You might find it interesting if you:
- Grew up around CCM / in the Evangelical movement
- Picked up on the fact that a lot of MTV music seems to deal more honestly with spirituality than a lot of the so-called "Christian music you grew up with
- Wonder why the Church (capitalized) is losing youth
This, by the way, is considered the ultimate sign of quality CCM, even amongst Christians: the ability to pass as secular. Every band’s goal was to have teenagers stop their grooving mid-song and exclaim, like a soda commercial actress who’s just realized she’s been drinking diet, “Wait, this is Christian?” The logic was that the more these bands fit in with what was playing on the radio, the more someone like me would feel comfortable passing their album on to my non-Christian friends (supposing I’d had any), giving them a chance to hear the gospel.

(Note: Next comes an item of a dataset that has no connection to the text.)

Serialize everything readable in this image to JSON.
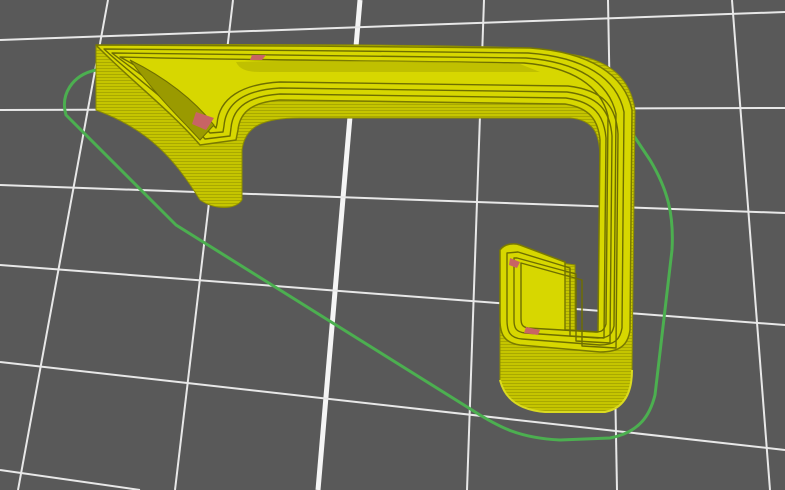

I don't know that I necessarily agree with O'Gieblyn's main argument - the churches I've seen that abandon or avoid the "cultural relevance" trend and try to keep a purist message don't seem, to me, any more efficacious than the ones that go straight to rock bands and Billy Madison - but she does a nice job of pointing out (one of) the major contradiction(s) in the Evangelical movement: it's an attempt to do something (in this case, music, but, more generally, image and brand creation) as well as the secular world does - but the image and the brand aren't supposed to be the most important aspects of what's being communicated, which means that they're always going to come up short.